[Stored dataset items]
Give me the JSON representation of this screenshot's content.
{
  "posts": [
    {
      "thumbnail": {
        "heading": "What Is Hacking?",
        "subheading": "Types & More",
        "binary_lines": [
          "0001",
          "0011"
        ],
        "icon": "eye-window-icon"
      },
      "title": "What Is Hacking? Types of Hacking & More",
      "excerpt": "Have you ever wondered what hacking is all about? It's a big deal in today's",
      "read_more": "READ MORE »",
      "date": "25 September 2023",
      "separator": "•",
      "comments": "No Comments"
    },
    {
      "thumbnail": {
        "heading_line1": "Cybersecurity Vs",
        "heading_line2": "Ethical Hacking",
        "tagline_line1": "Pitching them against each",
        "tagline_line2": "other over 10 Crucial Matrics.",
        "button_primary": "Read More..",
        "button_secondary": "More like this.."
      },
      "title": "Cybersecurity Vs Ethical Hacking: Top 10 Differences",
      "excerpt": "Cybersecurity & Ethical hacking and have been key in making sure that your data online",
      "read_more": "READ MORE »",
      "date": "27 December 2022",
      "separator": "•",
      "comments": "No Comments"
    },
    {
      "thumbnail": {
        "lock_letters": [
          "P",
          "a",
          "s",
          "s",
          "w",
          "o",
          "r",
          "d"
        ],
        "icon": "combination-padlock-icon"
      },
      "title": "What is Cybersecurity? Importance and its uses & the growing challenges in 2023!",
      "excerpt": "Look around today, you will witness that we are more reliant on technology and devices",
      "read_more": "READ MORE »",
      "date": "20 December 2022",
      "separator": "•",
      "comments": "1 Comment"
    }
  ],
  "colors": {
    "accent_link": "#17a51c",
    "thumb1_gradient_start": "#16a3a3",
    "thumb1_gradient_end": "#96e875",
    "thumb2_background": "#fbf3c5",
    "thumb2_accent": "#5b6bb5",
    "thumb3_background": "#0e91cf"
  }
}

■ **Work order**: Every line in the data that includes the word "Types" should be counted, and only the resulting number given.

■ **Output of the task**: 2